Stubbing*, Frank, 185, 206, 223
Sundwall, , 213
Taverna (home of the de Jongs),
Telemachus, 17, 60
Telamonian Aias, 14, 15, 16, 51
Texel, River, 23
Thebes, 17, 115, 223
Thermopylae, battle of, 14
Theseus, 98, 105, 106, 107, 148,
168, 187, 192
Tholos Tombs, Mycenae ('Treasur-
ies"), 6, 44, 45, 56, 57, 64, 65,
Thucydides, 79, 105, 186
Time and Chance, 84, 87, 133
Times, The [London], 41, 113, 116,
118, 125, 130
Tiryns of die Great Walls, 12, 13,
43, 67, 69, 70, 77, 78, 79, 80,
83, 93, 97, 118, 135, 139, 223
Tradescant, , 94
Trojan Antiquities, 40
Trojan camp, 52
Trojan strata, 32, 33, 34, 75, 76, 77,
Troy, 8ff., 20, 21, 22, 26, 29, 30 ff.,
42, 43, 44, 51, 54, 58, 59, 66,

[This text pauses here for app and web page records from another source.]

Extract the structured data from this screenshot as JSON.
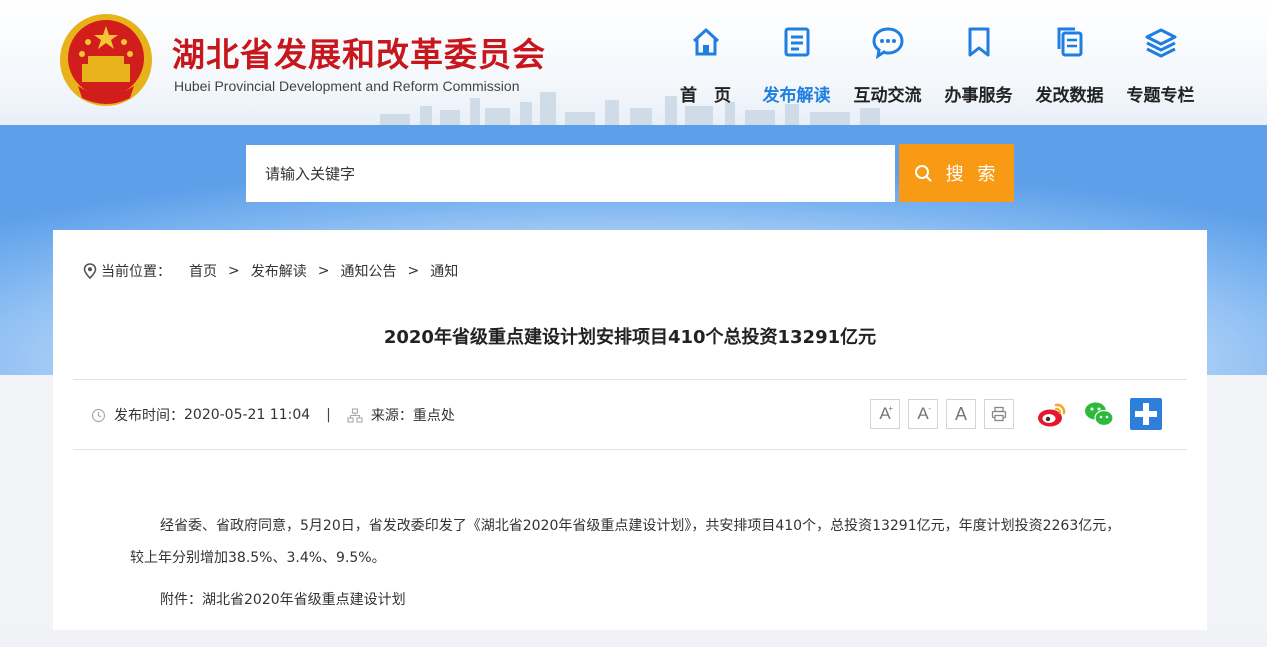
{
  "header": {
    "site_title": "湖北省发展和改革委员会",
    "site_subtitle": "Hubei Provincial Development and Reform Commission",
    "emblem_icon": "national-emblem-icon"
  },
  "nav": {
    "items": [
      {
        "label": "首　页",
        "icon": "home-icon"
      },
      {
        "label": "发布解读",
        "icon": "document-list-icon",
        "active": true
      },
      {
        "label": "互动交流",
        "icon": "chat-bubble-icon"
      },
      {
        "label": "办事服务",
        "icon": "bookmark-icon"
      },
      {
        "label": "发改数据",
        "icon": "data-pages-icon"
      },
      {
        "label": "专题专栏",
        "icon": "layers-icon"
      }
    ],
    "active_color": "#1f7fe0"
  },
  "search": {
    "placeholder": "请输入关键字",
    "button_label": "搜 索",
    "button_color": "#f89a14"
  },
  "breadcrumb": {
    "label": "当前位置：",
    "items": [
      "首页",
      "发布解读",
      "通知公告",
      "通知"
    ],
    "separator": ">"
  },
  "article": {
    "title": "2020年省级重点建设计划安排项目410个总投资13291亿元",
    "publish_label": "发布时间：",
    "publish_time": "2020-05-21 11:04",
    "source_label": "来源：",
    "source": "重点处",
    "paragraphs": [
      "经省委、省政府同意，5月20日，省发改委印发了《湖北省2020年省级重点建设计划》，共安排项目410个，总投资13291亿元，年度计划投资2263亿元，较上年分别增加38.5%、3.4%、9.5%。"
    ],
    "attachment": "附件：湖北省2020年省级重点建设计划"
  },
  "tools": {
    "font_large": "A",
    "font_small": "A",
    "font_default": "A"
  }
}
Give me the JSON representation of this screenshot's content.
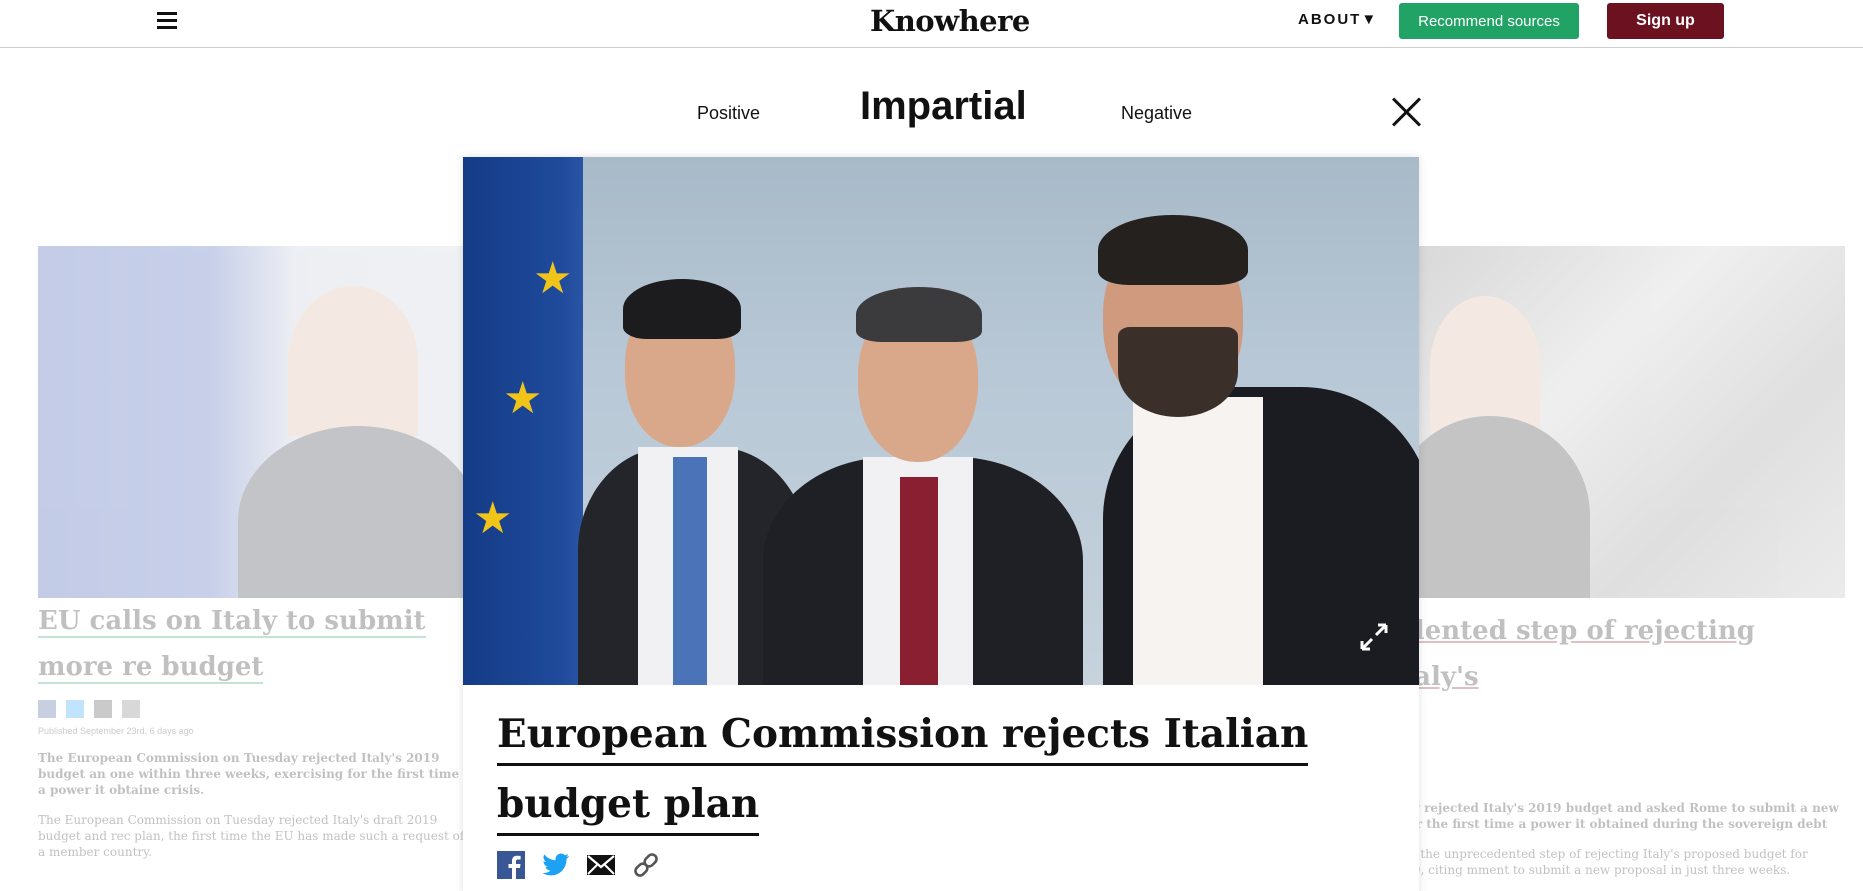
{
  "nav": {
    "logo": "Knowhere",
    "about": "ABOUT▼",
    "recommend": "Recommend sources",
    "signup": "Sign up"
  },
  "tabs": {
    "positive": "Positive",
    "impartial": "Impartial",
    "negative": "Negative"
  },
  "background_left": {
    "title": "EU calls on Italy to submit more re budget",
    "meta": "Published September 23rd, 6 days ago",
    "para1": "The European Commission on Tuesday rejected Italy's 2019 budget an one within three weeks, exercising for the first time a power it obtaine crisis.",
    "para2": "The European Commission on Tuesday rejected Italy's draft 2019 budget and rec plan, the first time the EU has made such a request of a member country."
  },
  "background_right": {
    "title": "edented step of rejecting Italy's",
    "para1": "sday rejected Italy's 2019 budget and asked Rome to submit a new g for the first time a power it obtained during the sovereign debt",
    "para2": "took the unprecedented step of rejecting Italy's proposed budget for 2019, citing mment to submit a new proposal in just three weeks."
  },
  "article": {
    "title": "European Commission rejects Italian budget plan",
    "share_icons": [
      "facebook-icon",
      "twitter-icon",
      "email-icon",
      "link-icon"
    ]
  },
  "colors": {
    "recommend_button": "#21a366",
    "signup_button": "#6b1120",
    "facebook": "#3a5795",
    "twitter": "#1da1f2"
  }
}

72, 73 ff., 89, 111, 135, 139,
"Great Tower," 34, 35
Scaean Gate, 19, 20, 33, 35, 36,
Troy, Plain of, 10, 11, 19, 27, 30, 75
Troy, Sack of, 43
Troy, Siege of, 10, 79
Tsountas, , 65
Tutankhamun, Tomb of, 36, 49, 65
Tuthmosis III, 136
Tylor, , 84
Universal History, 20
University Galleries, Oxford, 94
Vale of Evesham, 86
Valley of the Tombs of Kings, 36,
Vapheio Cups, 149-150, 198
Veti Pasha, 45
Venetikos, Alexandras, 181
Venizelos, , 176
Ventris, Michael, 197, 198, 199, 207,
Villa Ariadne, Knossos, 82, 109,
141 ff., 171, 174, 175, 179
Vimpos (Archbishop of Athens), 28
Virchow, Professor Rudolf, 74, 75,
76, 80, 111
von Buhn, Friedrich, 177
von Holstein, Henning, 22
Wace, Professor, 6, 7, 49, 57, 60,
66, 173, 189, 193, 196, 197,
198, 199, 200, 201, 206, 215,
War, Civil (Greek), 3
First World, 86, 172, 178
Second World, 76, 178
South African, 119
Warrior Vase, 67
Warwick Castle, 56
Wendt, , 23
Wheeler, Miss, 134
Wooden Horse, 8
Youlbury (Arthur Evans's Oxford
home), 143, 148, 173, 178
Zara, Mount, 56
Zeus, 10, 11, 12, 19, 66, 79, 82, 98,
99, 102, 104, 105, 118, 119,
120 ff., 126, 131, 146, 181, 183,